A line belongs in the answer if it contains "Druck"; copy every such line from the entries below.
####
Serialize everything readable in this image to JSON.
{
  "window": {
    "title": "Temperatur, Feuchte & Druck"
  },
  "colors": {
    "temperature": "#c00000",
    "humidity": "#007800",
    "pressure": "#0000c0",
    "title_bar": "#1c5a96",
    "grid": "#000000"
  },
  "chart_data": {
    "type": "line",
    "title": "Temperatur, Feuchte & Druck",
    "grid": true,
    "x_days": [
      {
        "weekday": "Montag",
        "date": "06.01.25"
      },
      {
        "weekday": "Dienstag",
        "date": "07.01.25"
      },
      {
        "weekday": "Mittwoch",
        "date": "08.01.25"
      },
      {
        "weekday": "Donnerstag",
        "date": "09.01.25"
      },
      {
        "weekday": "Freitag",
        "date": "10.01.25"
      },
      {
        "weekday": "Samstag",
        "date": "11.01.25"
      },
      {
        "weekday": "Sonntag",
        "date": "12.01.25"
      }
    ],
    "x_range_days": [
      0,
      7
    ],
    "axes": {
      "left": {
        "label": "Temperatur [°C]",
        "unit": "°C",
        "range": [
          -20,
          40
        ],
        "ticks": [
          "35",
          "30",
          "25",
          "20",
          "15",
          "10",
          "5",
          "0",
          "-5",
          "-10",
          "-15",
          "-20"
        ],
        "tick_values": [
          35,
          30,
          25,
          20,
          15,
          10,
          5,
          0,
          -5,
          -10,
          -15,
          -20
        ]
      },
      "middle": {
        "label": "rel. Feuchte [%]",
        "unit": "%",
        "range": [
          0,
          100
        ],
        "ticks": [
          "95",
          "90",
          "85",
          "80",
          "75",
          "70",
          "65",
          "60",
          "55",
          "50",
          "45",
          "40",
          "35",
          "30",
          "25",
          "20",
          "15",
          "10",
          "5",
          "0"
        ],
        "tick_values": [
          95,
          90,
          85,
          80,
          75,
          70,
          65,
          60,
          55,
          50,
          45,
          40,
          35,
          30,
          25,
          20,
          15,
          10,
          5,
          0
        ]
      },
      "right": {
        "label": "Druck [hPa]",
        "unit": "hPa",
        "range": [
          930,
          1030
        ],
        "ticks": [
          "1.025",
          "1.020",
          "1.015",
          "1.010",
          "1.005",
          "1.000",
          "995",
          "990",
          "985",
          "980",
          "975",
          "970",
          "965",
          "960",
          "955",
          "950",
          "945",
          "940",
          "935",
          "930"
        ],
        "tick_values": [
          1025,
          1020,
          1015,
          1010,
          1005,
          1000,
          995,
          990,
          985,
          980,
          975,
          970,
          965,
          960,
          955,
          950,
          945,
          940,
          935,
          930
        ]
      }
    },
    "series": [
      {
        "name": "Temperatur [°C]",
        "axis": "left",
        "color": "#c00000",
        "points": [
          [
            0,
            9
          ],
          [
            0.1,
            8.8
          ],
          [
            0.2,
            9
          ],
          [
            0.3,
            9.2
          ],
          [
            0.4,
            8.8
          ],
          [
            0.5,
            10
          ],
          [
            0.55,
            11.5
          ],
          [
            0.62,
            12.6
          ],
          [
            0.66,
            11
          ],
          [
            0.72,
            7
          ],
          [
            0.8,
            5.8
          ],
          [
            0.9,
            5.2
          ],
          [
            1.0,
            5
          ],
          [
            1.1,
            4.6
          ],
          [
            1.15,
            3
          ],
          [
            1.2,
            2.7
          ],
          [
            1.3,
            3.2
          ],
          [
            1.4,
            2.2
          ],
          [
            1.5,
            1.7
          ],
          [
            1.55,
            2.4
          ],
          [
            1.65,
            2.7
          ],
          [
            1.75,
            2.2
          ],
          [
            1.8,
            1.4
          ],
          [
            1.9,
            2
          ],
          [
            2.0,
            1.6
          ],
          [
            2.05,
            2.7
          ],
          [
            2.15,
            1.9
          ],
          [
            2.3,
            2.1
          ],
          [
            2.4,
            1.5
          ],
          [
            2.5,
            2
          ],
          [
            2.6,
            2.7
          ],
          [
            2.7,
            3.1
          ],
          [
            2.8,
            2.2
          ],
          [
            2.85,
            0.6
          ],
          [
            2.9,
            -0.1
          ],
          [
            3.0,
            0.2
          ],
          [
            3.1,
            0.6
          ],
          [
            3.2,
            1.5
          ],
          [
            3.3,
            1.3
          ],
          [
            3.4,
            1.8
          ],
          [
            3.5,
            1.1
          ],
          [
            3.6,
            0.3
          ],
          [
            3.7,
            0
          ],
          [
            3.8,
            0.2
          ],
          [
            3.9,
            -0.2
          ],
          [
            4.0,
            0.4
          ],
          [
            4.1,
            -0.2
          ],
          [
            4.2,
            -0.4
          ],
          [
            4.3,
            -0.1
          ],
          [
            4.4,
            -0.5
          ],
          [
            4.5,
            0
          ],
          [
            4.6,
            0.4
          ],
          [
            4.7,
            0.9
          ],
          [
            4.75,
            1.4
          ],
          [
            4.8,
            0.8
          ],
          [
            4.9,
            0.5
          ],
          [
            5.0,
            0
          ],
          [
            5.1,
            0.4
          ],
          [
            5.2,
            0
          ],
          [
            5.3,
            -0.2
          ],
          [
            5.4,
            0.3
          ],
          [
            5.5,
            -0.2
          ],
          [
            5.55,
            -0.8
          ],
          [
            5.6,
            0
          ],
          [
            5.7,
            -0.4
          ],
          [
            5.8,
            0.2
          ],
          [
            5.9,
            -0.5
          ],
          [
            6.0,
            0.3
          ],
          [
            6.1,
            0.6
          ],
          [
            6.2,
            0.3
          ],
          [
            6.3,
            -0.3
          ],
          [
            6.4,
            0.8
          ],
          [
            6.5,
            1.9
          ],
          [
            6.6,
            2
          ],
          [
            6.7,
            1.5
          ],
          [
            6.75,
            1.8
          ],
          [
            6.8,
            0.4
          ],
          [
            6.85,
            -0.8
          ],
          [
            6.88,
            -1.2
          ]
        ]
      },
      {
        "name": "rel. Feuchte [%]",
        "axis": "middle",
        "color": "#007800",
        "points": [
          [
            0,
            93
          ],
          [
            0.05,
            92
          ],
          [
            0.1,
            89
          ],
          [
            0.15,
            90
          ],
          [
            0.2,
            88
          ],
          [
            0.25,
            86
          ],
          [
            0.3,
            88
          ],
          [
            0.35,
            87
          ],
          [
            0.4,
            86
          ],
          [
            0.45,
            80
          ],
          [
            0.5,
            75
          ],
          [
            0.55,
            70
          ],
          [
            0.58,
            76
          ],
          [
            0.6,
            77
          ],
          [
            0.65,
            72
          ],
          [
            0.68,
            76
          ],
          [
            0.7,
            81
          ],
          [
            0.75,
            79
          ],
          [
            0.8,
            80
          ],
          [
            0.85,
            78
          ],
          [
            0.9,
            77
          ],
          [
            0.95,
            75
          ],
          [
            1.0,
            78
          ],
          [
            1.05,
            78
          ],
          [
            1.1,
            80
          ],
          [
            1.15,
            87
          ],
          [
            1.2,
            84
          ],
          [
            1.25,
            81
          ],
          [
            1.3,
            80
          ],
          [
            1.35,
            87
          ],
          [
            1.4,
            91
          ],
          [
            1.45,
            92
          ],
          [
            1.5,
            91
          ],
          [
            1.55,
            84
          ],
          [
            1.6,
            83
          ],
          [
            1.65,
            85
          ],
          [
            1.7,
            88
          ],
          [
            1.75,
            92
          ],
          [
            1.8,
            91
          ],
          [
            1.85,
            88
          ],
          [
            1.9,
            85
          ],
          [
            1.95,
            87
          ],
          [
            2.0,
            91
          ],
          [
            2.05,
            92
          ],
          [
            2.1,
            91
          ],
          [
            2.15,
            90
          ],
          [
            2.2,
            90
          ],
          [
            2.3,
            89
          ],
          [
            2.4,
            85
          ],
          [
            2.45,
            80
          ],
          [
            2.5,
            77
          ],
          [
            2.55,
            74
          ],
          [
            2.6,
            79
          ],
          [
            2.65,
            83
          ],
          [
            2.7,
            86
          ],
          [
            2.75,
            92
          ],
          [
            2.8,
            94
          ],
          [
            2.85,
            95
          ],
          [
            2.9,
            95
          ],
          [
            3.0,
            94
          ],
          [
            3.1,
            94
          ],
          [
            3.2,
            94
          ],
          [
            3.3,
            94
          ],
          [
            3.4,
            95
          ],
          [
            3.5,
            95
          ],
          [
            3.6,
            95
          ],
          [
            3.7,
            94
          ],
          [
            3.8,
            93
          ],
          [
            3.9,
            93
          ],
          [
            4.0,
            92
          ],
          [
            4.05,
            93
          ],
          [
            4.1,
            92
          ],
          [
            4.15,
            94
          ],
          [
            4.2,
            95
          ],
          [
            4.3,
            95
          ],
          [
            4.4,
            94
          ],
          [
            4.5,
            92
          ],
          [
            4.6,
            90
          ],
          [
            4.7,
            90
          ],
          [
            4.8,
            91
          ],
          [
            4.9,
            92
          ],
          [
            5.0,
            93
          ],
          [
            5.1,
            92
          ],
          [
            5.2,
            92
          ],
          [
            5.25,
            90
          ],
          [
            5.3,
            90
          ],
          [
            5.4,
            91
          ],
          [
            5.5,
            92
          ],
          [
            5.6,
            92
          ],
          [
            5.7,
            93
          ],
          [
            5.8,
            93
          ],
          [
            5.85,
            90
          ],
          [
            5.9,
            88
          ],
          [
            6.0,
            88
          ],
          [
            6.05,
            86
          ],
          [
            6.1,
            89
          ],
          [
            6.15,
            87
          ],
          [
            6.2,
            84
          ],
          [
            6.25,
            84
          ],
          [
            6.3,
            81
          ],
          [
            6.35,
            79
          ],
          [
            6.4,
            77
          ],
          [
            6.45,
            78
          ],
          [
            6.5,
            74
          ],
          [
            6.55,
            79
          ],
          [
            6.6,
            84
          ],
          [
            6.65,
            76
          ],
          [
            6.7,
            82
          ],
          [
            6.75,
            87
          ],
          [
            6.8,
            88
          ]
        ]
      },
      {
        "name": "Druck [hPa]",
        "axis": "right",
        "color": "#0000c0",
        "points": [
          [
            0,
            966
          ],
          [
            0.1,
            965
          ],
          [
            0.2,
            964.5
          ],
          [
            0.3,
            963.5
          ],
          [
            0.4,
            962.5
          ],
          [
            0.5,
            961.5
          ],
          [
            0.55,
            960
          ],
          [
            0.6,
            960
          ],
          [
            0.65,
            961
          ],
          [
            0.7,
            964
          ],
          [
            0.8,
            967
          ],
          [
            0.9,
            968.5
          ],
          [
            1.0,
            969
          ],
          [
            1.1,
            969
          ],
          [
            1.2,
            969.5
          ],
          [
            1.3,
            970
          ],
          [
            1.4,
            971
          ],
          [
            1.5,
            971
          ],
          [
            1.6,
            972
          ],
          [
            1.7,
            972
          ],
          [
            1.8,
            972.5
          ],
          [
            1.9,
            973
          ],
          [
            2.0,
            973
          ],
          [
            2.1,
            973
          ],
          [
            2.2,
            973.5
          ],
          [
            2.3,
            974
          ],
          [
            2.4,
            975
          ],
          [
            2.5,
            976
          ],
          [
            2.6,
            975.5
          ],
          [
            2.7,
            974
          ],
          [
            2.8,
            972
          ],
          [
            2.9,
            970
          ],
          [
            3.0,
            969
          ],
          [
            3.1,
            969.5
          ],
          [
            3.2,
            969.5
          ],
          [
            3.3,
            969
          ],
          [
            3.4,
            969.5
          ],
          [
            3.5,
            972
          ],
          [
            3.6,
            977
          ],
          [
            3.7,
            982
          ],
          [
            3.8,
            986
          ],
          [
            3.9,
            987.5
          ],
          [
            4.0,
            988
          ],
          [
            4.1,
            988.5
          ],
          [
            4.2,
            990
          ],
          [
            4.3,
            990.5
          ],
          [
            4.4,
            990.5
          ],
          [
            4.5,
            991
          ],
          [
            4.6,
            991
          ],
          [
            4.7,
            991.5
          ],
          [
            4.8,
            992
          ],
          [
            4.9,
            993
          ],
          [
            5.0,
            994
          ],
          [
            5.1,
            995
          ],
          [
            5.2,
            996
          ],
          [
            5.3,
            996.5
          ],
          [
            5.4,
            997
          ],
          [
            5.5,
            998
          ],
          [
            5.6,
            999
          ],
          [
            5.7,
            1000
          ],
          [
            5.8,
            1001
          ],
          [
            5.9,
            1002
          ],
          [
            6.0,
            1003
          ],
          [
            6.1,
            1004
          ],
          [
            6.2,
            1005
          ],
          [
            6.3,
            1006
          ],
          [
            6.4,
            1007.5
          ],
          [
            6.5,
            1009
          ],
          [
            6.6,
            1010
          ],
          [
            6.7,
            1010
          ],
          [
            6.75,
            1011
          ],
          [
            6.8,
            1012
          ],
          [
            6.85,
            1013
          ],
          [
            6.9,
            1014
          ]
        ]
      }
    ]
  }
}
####
- [Solution for this task]
    "title": "Temperatur, Feuchte & Druck"
    "title": "Temperatur, Feuchte & Druck",
        "label": "Druck [hPa]",
        "name": "Druck [hPa]",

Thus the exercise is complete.